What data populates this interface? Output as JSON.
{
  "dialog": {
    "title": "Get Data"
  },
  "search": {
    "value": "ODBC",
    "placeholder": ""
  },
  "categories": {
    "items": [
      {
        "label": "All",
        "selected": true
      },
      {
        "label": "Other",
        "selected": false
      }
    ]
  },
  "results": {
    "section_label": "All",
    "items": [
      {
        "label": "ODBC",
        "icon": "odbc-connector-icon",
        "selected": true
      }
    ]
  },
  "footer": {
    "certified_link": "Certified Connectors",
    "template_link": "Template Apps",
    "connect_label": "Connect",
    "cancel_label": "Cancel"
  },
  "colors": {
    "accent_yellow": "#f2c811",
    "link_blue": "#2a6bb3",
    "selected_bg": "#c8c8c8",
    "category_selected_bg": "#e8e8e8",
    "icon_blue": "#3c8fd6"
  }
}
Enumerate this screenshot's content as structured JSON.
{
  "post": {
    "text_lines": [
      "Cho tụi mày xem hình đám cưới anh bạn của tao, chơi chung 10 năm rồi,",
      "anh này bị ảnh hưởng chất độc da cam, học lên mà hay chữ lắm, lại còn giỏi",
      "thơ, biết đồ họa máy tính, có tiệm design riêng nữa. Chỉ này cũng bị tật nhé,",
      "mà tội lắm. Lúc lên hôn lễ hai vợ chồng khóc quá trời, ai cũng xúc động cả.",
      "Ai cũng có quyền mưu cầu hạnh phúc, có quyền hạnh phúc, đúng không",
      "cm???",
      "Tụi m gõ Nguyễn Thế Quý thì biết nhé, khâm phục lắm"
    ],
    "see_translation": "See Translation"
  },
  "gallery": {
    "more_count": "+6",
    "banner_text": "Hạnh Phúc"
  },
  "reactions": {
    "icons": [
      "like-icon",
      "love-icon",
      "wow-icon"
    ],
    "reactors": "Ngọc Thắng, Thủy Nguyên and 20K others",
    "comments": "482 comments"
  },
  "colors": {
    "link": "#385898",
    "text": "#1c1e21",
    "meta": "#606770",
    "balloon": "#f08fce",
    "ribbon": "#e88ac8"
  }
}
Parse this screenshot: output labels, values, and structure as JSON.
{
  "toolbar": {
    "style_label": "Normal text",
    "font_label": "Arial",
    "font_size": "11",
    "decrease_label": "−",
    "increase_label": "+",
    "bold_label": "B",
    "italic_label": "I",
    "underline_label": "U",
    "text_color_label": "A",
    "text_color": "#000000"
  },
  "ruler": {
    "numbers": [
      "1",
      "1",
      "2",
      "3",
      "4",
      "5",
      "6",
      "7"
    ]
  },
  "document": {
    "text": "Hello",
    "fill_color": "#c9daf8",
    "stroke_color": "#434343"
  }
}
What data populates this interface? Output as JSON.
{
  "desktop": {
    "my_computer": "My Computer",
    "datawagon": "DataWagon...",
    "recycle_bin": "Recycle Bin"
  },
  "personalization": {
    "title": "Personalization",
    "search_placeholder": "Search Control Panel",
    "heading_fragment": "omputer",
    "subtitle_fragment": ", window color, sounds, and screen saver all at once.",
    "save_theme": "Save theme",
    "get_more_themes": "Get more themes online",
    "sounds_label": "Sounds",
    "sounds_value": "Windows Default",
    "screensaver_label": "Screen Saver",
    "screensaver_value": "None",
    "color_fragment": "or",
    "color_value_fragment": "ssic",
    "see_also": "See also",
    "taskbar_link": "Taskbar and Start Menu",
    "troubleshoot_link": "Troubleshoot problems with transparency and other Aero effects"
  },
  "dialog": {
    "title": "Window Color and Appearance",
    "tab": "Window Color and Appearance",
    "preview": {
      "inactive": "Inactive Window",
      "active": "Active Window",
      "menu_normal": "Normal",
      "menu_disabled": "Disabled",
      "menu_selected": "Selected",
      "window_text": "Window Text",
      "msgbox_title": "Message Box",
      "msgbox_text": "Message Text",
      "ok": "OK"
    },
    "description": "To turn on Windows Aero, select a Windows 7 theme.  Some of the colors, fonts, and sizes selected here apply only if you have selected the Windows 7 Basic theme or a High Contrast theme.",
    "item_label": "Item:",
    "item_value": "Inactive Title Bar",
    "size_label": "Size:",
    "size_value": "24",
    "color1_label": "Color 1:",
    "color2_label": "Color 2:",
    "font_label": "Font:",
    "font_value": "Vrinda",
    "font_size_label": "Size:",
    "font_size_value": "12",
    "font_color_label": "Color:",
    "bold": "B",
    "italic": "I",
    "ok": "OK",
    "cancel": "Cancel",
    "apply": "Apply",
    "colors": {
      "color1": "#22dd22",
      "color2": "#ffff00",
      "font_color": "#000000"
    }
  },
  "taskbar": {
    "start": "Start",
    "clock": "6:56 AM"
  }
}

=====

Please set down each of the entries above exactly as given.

**Answer section**
What data populates this interface? Output as JSON.
{
  "dialog": {
    "title": "Get Data"
  },
  "search": {
    "value": "ODBC",
    "placeholder": ""
  },
  "categories": {
    "items": [
      {
        "label": "All",
        "selected": true
      },
      {
        "label": "Other",
        "selected": false
      }
    ]
  },
  "results": {
    "section_label": "All",
    "items": [
      {
        "label": "ODBC",
        "icon": "odbc-connector-icon",
        "selected": true
      }
    ]
  },
  "footer": {
    "certified_link": "Certified Connectors",
    "template_link": "Template Apps",
    "connect_label": "Connect",
    "cancel_label": "Cancel"
  },
  "colors": {
    "accent_yellow": "#f2c811",
    "link_blue": "#2a6bb3",
    "selected_bg": "#c8c8c8",
    "category_selected_bg": "#e8e8e8",
    "icon_blue": "#3c8fd6"
  }
}
Enumerate this screenshot's content as structured JSON.
{
  "post": {
    "text_lines": [
      "Cho tụi mày xem hình đám cưới anh bạn của tao, chơi chung 10 năm rồi,",
      "anh này bị ảnh hưởng chất độc da cam, học lên mà hay chữ lắm, lại còn giỏi",
      "thơ, biết đồ họa máy tính, có tiệm design riêng nữa. Chỉ này cũng bị tật nhé,",
      "mà tội lắm. Lúc lên hôn lễ hai vợ chồng khóc quá trời, ai cũng xúc động cả.",
      "Ai cũng có quyền mưu cầu hạnh phúc, có quyền hạnh phúc, đúng không",
      "cm???",
      "Tụi m gõ Nguyễn Thế Quý thì biết nhé, khâm phục lắm"
    ],
    "see_translation": "See Translation"
  },
  "gallery": {
    "more_count": "+6",
    "banner_text": "Hạnh Phúc"
  },
  "reactions": {
    "icons": [
      "like-icon",
      "love-icon",
      "wow-icon"
    ],
    "reactors": "Ngọc Thắng, Thủy Nguyên and 20K others",
    "comments": "482 comments"
  },
  "colors": {
    "link": "#385898",
    "text": "#1c1e21",
    "meta": "#606770",
    "balloon": "#f08fce",
    "ribbon": "#e88ac8"
  }
}
Parse this screenshot: output labels, values, and structure as JSON.
{
  "toolbar": {
    "style_label": "Normal text",
    "font_label": "Arial",
    "font_size": "11",
    "decrease_label": "−",
    "increase_label": "+",
    "bold_label": "B",
    "italic_label": "I",
    "underline_label": "U",
    "text_color_label": "A",
    "text_color": "#000000"
  },
  "ruler": {
    "numbers": [
      "1",
      "1",
      "2",
      "3",
      "4",
      "5",
      "6",
      "7"
    ]
  },
  "document": {
    "text": "Hello",
    "fill_color": "#c9daf8",
    "stroke_color": "#434343"
  }
}
What data populates this interface? Output as JSON.
{
  "desktop": {
    "my_computer": "My Computer",
    "datawagon": "DataWagon...",
    "recycle_bin": "Recycle Bin"
  },
  "personalization": {
    "title": "Personalization",
    "search_placeholder": "Search Control Panel",
    "heading_fragment": "omputer",
    "subtitle_fragment": ", window color, sounds, and screen saver all at once.",
    "save_theme": "Save theme",
    "get_more_themes": "Get more themes online",
    "sounds_label": "Sounds",
    "sounds_value": "Windows Default",
    "screensaver_label": "Screen Saver",
    "screensaver_value": "None",
    "color_fragment": "or",
    "color_value_fragment": "ssic",
    "see_also": "See also",
    "taskbar_link": "Taskbar and Start Menu",
    "troubleshoot_link": "Troubleshoot problems with transparency and other Aero effects"
  },
  "dialog": {
    "title": "Window Color and Appearance",
    "tab": "Window Color and Appearance",
    "preview": {
      "inactive": "Inactive Window",
      "active": "Active Window",
      "menu_normal": "Normal",
      "menu_disabled": "Disabled",
      "menu_selected": "Selected",
      "window_text": "Window Text",
      "msgbox_title": "Message Box",
      "msgbox_text": "Message Text",
      "ok": "OK"
    },
    "description": "To turn on Windows Aero, select a Windows 7 theme.  Some of the colors, fonts, and sizes selected here apply only if you have selected the Windows 7 Basic theme or a High Contrast theme.",
    "item_label": "Item:",
    "item_value": "Inactive Title Bar",
    "size_label": "Size:",
    "size_value": "24",
    "color1_label": "Color 1:",
    "color2_label": "Color 2:",
    "font_label": "Font:",
    "font_value": "Vrinda",
    "font_size_label": "Size:",
    "font_size_value": "12",
    "font_color_label": "Color:",
    "bold": "B",
    "italic": "I",
    "ok": "OK",
    "cancel": "Cancel",
    "apply": "Apply",
    "colors": {
      "color1": "#22dd22",
      "color2": "#ffff00",
      "font_color": "#000000"
    }
  },
  "taskbar": {
    "start": "Start",
    "clock": "6:56 AM"
  }
}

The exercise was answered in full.